_Task goal_: Scan the entries for the word "title" and return every line that has it.

── Dataset records

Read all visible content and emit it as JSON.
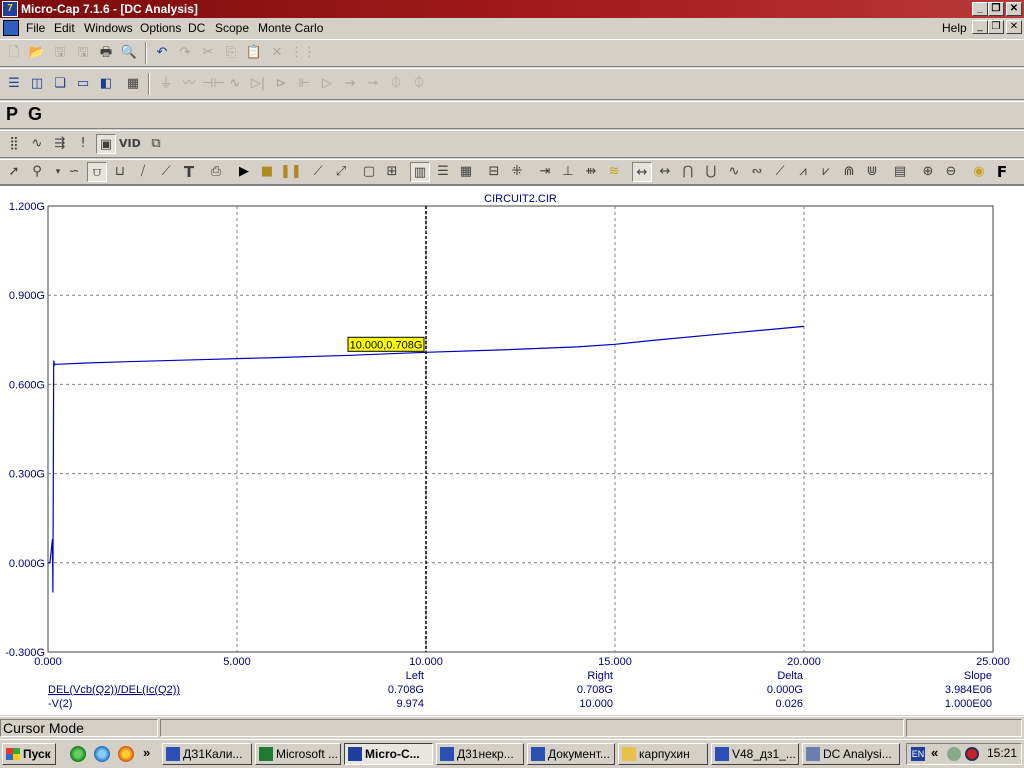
{
  "window": {
    "title": "Micro-Cap 7.1.6 - [DC Analysis]",
    "app_icon_label": "7"
  },
  "menu": {
    "items": [
      "File",
      "Edit",
      "Windows",
      "Options",
      "DC",
      "Scope",
      "Monte Carlo"
    ],
    "help": "Help"
  },
  "toolbar3": {
    "p_label": "P",
    "g_label": "G"
  },
  "chart_data": {
    "type": "line",
    "title": "CIRCUIT2.CIR",
    "xlim": [
      0,
      25
    ],
    "ylim": [
      -0.3,
      1.2
    ],
    "x_ticks": [
      "0.000",
      "5.000",
      "10.000",
      "15.000",
      "20.000",
      "25.000"
    ],
    "y_ticks": [
      "1.200G",
      "0.900G",
      "0.600G",
      "0.300G",
      "0.000G",
      "-0.300G"
    ],
    "grid": true,
    "series": [
      {
        "color": "#0000c0",
        "x": [
          0.0,
          0.05,
          0.08,
          0.1,
          0.12,
          0.13,
          0.15,
          0.17,
          0.2,
          0.3,
          1,
          2,
          4,
          6,
          8,
          10,
          12,
          14,
          15,
          16,
          18,
          20
        ],
        "y": [
          0.0,
          0.0,
          0.03,
          0.06,
          0.08,
          -0.1,
          0.68,
          0.665,
          0.668,
          0.668,
          0.672,
          0.676,
          0.683,
          0.69,
          0.698,
          0.708,
          0.716,
          0.726,
          0.735,
          0.748,
          0.772,
          0.795
        ]
      }
    ],
    "cursor": {
      "x": 10.0,
      "label": "10.000,0.708G"
    }
  },
  "readout": {
    "headers": {
      "left": "Left",
      "right": "Right",
      "delta": "Delta",
      "slope": "Slope"
    },
    "rows": [
      {
        "name": "DEL(Vcb(Q2))/DEL(Ic(Q2))",
        "left": "0.708G",
        "right": "0.708G",
        "delta": "0.000G",
        "slope": "3.984E06"
      },
      {
        "name": "-V(2)",
        "left": "9.974",
        "right": "10.000",
        "delta": "0.026",
        "slope": "1.000E00"
      }
    ]
  },
  "status": {
    "mode": "Cursor Mode"
  },
  "taskbar": {
    "start": "Пуск",
    "more": "»",
    "tasks": [
      {
        "label": "ДЗ1Кали...",
        "icon": "word-icon"
      },
      {
        "label": "Microsoft ...",
        "icon": "excel-icon"
      },
      {
        "label": "Micro-C...",
        "icon": "microcap-icon",
        "active": true
      },
      {
        "label": "Д31некр...",
        "icon": "word-icon"
      },
      {
        "label": "Документ...",
        "icon": "word-icon"
      },
      {
        "label": "карпухин",
        "icon": "folder-icon"
      },
      {
        "label": "V48_дз1_...",
        "icon": "word-icon"
      },
      {
        "label": "DC Analysi...",
        "icon": "document-icon"
      }
    ],
    "lang": "EN",
    "tray_more": "«",
    "clock": "15:21"
  }
}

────

_Response area_:
    "title": "Micro-Cap 7.1.6 - [DC Analysis]",
    "title": "CIRCUIT2.CIR",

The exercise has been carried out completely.